* TASK REQUIREMENTS
Write out every entry word for word.

BEGIN DATA LISTING

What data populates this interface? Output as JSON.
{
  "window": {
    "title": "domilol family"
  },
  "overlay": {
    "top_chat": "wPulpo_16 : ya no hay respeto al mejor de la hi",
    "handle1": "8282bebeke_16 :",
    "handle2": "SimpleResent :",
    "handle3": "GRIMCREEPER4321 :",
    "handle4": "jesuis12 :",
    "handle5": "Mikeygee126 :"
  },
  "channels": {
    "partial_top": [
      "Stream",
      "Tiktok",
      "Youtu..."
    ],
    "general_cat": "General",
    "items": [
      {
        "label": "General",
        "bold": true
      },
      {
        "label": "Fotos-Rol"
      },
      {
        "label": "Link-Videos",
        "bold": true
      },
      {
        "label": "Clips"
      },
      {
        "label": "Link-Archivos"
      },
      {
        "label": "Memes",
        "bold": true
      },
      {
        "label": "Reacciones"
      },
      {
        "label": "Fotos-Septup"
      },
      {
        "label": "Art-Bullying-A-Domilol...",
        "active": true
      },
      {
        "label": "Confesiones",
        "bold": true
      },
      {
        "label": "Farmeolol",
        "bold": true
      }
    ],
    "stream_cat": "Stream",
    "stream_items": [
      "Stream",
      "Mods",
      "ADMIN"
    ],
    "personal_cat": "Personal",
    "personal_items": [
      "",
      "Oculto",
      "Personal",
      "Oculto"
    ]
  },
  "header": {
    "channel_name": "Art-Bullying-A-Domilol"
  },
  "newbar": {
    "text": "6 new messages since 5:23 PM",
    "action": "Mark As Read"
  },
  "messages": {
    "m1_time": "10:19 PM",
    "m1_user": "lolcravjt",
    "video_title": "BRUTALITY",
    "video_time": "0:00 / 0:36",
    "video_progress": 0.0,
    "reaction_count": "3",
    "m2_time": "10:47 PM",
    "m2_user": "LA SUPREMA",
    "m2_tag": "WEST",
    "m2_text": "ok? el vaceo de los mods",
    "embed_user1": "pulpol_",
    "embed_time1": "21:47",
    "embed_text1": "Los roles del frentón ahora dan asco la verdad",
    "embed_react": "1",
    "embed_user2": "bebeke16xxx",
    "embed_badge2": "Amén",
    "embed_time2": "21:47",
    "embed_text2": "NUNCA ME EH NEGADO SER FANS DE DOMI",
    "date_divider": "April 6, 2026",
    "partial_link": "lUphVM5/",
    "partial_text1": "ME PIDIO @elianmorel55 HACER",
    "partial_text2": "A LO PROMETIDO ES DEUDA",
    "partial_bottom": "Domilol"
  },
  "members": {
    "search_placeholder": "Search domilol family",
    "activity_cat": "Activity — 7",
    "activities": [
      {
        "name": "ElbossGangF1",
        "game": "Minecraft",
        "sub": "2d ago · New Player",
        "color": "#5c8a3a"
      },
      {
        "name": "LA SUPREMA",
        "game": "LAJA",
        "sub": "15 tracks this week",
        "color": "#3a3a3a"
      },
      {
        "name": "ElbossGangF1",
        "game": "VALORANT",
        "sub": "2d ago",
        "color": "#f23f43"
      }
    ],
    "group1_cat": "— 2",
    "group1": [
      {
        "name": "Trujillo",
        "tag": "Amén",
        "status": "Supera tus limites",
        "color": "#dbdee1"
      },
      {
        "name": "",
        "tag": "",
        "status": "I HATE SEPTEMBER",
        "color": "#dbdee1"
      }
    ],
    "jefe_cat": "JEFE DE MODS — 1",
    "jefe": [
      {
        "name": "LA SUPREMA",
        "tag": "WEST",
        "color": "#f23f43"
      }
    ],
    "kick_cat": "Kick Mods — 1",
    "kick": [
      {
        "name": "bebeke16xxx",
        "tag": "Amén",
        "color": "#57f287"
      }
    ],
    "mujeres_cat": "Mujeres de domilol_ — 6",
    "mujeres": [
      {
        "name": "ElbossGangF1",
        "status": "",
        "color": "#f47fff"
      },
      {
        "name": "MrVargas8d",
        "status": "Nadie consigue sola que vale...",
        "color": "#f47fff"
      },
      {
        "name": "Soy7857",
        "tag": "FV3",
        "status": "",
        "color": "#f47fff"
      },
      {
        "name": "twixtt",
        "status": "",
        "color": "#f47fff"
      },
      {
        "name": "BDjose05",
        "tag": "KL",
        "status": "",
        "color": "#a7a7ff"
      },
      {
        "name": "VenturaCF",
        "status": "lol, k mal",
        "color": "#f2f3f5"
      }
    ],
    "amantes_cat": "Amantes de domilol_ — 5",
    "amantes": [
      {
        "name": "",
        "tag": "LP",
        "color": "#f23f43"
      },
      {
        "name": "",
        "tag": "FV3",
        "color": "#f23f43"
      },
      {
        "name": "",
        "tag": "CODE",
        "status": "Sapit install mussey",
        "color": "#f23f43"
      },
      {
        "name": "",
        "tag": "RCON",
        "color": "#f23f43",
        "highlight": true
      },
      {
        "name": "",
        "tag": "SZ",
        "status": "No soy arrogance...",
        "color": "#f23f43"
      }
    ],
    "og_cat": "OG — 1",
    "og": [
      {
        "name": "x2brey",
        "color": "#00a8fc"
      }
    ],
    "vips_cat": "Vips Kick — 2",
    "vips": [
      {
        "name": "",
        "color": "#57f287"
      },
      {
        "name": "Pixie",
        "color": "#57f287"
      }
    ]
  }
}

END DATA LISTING

* ANSWER SPACE
What data populates this interface? Output as JSON.
{
  "window": {
    "title": "domilol family"
  },
  "overlay": {
    "top_chat": "wPulpo_16 : ya no hay respeto al mejor de la hi",
    "handle1": "8282bebeke_16 :",
    "handle2": "SimpleResent :",
    "handle3": "GRIMCREEPER4321 :",
    "handle4": "jesuis12 :",
    "handle5": "Mikeygee126 :"
  },
  "channels": {
    "partial_top": [
      "Stream",
      "Tiktok",
      "Youtu..."
    ],
    "general_cat": "General",
    "items": [
      {
        "label": "General",
        "bold": true
      },
      {
        "label": "Fotos-Rol"
      },
      {
        "label": "Link-Videos",
        "bold": true
      },
      {
        "label": "Clips"
      },
      {
        "label": "Link-Archivos"
      },
      {
        "label": "Memes",
        "bold": true
      },
      {
        "label": "Reacciones"
      },
      {
        "label": "Fotos-Septup"
      },
      {
        "label": "Art-Bullying-A-Domilol...",
        "active": true
      },
      {
        "label": "Confesiones",
        "bold": true
      },
      {
        "label": "Farmeolol",
        "bold": true
      }
    ],
    "stream_cat": "Stream",
    "stream_items": [
      "Stream",
      "Mods",
      "ADMIN"
    ],
    "personal_cat": "Personal",
    "personal_items": [
      "",
      "Oculto",
      "Personal",
      "Oculto"
    ]
  },
  "header": {
    "channel_name": "Art-Bullying-A-Domilol"
  },
  "newbar": {
    "text": "6 new messages since 5:23 PM",
    "action": "Mark As Read"
  },
  "messages": {
    "m1_time": "10:19 PM",
    "m1_user": "lolcravjt",
    "video_title": "BRUTALITY",
    "video_time": "0:00 / 0:36",
    "video_progress": 0.0,
    "reaction_count": "3",
    "m2_time": "10:47 PM",
    "m2_user": "LA SUPREMA",
    "m2_tag": "WEST",
    "m2_text": "ok? el vaceo de los mods",
    "embed_user1": "pulpol_",
    "embed_time1": "21:47",
    "embed_text1": "Los roles del frentón ahora dan asco la verdad",
    "embed_react": "1",
    "embed_user2": "bebeke16xxx",
    "embed_badge2": "Amén",
    "embed_time2": "21:47",
    "embed_text2": "NUNCA ME EH NEGADO SER FANS DE DOMI",
    "date_divider": "April 6, 2026",
    "partial_link": "lUphVM5/",
    "partial_text1": "ME PIDIO @elianmorel55 HACER",
    "partial_text2": "A LO PROMETIDO ES DEUDA",
    "partial_bottom": "Domilol"
  },
  "members": {
    "search_placeholder": "Search domilol family",
    "activity_cat": "Activity — 7",
    "activities": [
      {
        "name": "ElbossGangF1",
        "game": "Minecraft",
        "sub": "2d ago · New Player",
        "color": "#5c8a3a"
      },
      {
        "name": "LA SUPREMA",
        "game": "LAJA",
        "sub": "15 tracks this week",
        "color": "#3a3a3a"
      },
      {
        "name": "ElbossGangF1",
        "game": "VALORANT",
        "sub": "2d ago",
        "color": "#f23f43"
      }
    ],
    "group1_cat": "— 2",
    "group1": [
      {
        "name": "Trujillo",
        "tag": "Amén",
        "status": "Supera tus limites",
        "color": "#dbdee1"
      },
      {
        "name": "",
        "tag": "",
        "status": "I HATE SEPTEMBER",
        "color": "#dbdee1"
      }
    ],
    "jefe_cat": "JEFE DE MODS — 1",
    "jefe": [
      {
        "name": "LA SUPREMA",
        "tag": "WEST",
        "color": "#f23f43"
      }
    ],
    "kick_cat": "Kick Mods — 1",
    "kick": [
      {
        "name": "bebeke16xxx",
        "tag": "Amén",
        "color": "#57f287"
      }
    ],
    "mujeres_cat": "Mujeres de domilol_ — 6",
    "mujeres": [
      {
        "name": "ElbossGangF1",
        "status": "",
        "color": "#f47fff"
      },
      {
        "name": "MrVargas8d",
        "status": "Nadie consigue sola que vale...",
        "color": "#f47fff"
      },
      {
        "name": "Soy7857",
        "tag": "FV3",
        "status": "",
        "color": "#f47fff"
      },
      {
        "name": "twixtt",
        "status": "",
        "color": "#f47fff"
      },
      {
        "name": "BDjose05",
        "tag": "KL",
        "status": "",
        "color": "#a7a7ff"
      },
      {
        "name": "VenturaCF",
        "status": "lol, k mal",
        "color": "#f2f3f5"
      }
    ],
    "amantes_cat": "Amantes de domilol_ — 5",
    "amantes": [
      {
        "name": "",
        "tag": "LP",
        "color": "#f23f43"
      },
      {
        "name": "",
        "tag": "FV3",
        "color": "#f23f43"
      },
      {
        "name": "",
        "tag": "CODE",
        "status": "Sapit install mussey",
        "color": "#f23f43"
      },
      {
        "name": "",
        "tag": "RCON",
        "color": "#f23f43",
        "highlight": true
      },
      {
        "name": "",
        "tag": "SZ",
        "status": "No soy arrogance...",
        "color": "#f23f43"
      }
    ],
    "og_cat": "OG — 1",
    "og": [
      {
        "name": "x2brey",
        "color": "#00a8fc"
      }
    ],
    "vips_cat": "Vips Kick — 2",
    "vips": [
      {
        "name": "",
        "color": "#57f287"
      },
      {
        "name": "Pixie",
        "color": "#57f287"
      }
    ]
  }
}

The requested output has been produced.